_EXTRACTED RECORDS_:
+ + + + +

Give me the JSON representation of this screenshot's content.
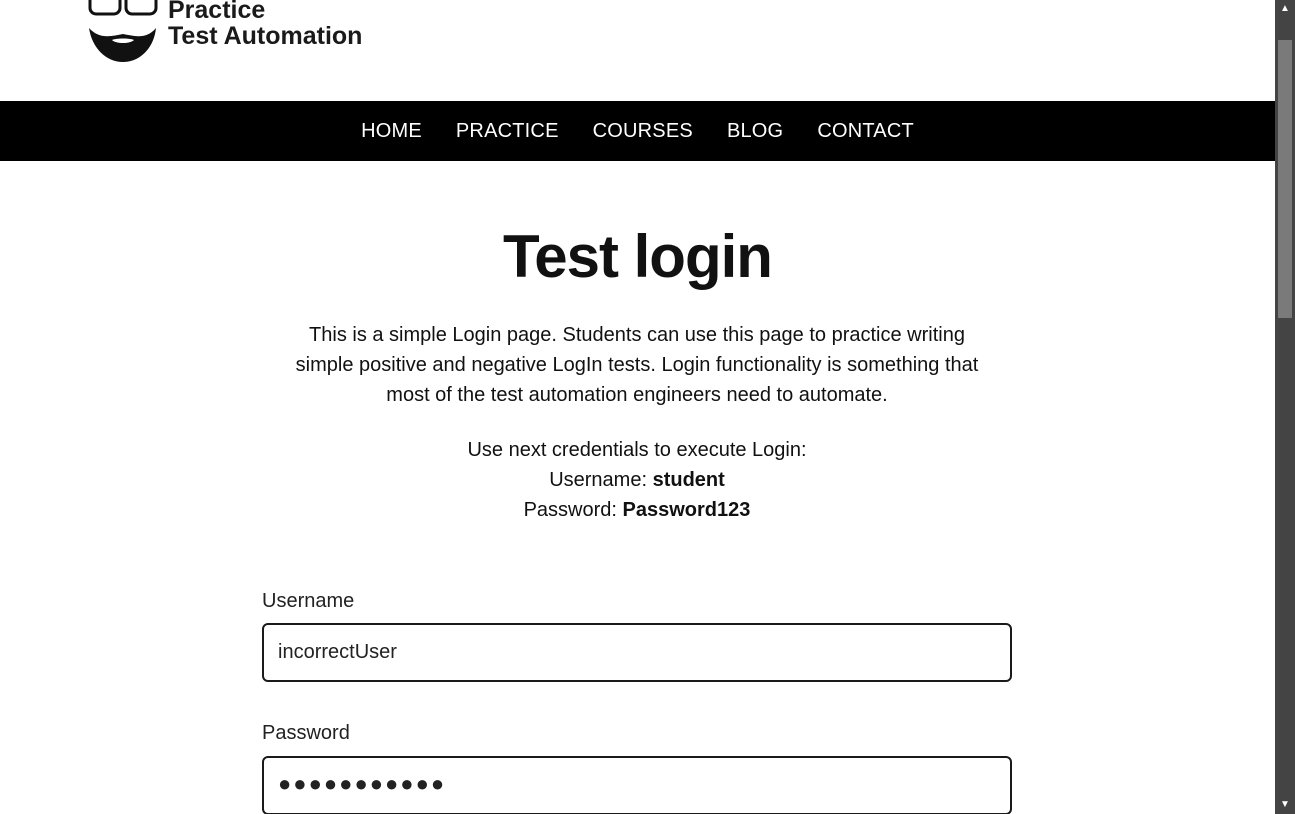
{
  "logo": {
    "line1": "Practice",
    "line2": "Test Automation",
    "icon": "bearded-face-icon"
  },
  "nav": {
    "items": [
      "HOME",
      "PRACTICE",
      "COURSES",
      "BLOG",
      "CONTACT"
    ]
  },
  "main": {
    "title": "Test login",
    "intro": "This is a simple Login page. Students can use this page to practice writing simple positive and negative LogIn tests. Login functionality is something that most of the test automation engineers need to automate.",
    "creds_heading": "Use next credentials to execute Login:",
    "username_label_inline": "Username:",
    "username_value": "student",
    "password_label_inline": "Password:",
    "password_value": "Password123"
  },
  "form": {
    "username_label": "Username",
    "username_value": "incorrectUser",
    "password_label": "Password",
    "password_masked": "●●●●●●●●●●●"
  },
  "colors": {
    "nav_bg": "#000000",
    "text": "#111111"
  }
}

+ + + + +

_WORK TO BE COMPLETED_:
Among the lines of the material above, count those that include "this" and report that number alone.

_OUTPUT OF THE TASK_:
2